# [Exercise brief]
Which lines have the string "Custom"? Copy all of them from the entries below.

Raw data: Begin

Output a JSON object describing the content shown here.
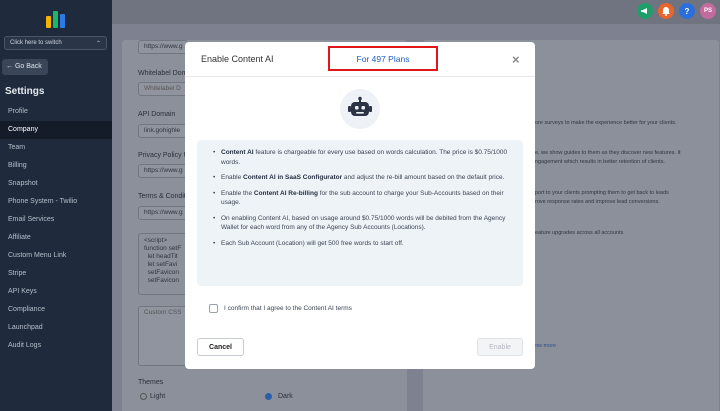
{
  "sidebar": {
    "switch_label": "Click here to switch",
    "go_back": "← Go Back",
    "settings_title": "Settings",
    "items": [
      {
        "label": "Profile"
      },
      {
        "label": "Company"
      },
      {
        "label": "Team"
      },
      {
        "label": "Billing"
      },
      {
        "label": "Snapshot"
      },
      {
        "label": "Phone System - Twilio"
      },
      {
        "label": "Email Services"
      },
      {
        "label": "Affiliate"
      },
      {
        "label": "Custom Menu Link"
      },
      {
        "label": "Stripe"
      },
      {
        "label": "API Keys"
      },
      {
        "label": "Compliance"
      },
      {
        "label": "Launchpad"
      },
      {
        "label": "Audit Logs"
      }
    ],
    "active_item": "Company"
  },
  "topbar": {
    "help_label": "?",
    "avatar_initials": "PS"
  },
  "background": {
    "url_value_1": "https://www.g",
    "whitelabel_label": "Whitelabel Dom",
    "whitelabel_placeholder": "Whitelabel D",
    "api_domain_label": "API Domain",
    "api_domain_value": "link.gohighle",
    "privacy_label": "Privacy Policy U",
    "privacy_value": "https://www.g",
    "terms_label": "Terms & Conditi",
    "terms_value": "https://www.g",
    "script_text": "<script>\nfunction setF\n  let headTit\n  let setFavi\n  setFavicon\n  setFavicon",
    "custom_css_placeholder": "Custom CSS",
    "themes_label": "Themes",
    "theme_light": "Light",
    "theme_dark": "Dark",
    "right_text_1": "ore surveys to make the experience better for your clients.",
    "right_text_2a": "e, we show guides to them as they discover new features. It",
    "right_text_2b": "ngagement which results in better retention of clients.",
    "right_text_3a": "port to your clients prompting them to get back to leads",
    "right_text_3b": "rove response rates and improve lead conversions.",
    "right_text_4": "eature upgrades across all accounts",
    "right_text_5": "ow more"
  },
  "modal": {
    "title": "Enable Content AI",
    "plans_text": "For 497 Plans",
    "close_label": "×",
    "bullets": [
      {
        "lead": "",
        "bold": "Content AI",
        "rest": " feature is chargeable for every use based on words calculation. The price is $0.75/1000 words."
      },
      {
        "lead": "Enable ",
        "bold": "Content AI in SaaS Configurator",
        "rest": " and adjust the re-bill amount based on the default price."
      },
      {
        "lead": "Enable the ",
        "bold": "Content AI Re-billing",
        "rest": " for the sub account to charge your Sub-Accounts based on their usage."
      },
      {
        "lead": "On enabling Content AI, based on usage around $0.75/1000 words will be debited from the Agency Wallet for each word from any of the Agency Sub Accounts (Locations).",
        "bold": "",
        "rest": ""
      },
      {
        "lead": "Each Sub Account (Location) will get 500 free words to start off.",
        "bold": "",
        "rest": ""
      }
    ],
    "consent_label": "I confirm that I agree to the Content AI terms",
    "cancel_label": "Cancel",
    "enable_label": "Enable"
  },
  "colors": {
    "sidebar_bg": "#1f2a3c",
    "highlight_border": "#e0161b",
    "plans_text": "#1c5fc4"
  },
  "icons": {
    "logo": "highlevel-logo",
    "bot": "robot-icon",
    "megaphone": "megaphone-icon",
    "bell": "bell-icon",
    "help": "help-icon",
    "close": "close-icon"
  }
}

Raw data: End

# [Answer box]
        "label": "Custom Menu Link"
    "custom_css_placeholder": "Custom CSS",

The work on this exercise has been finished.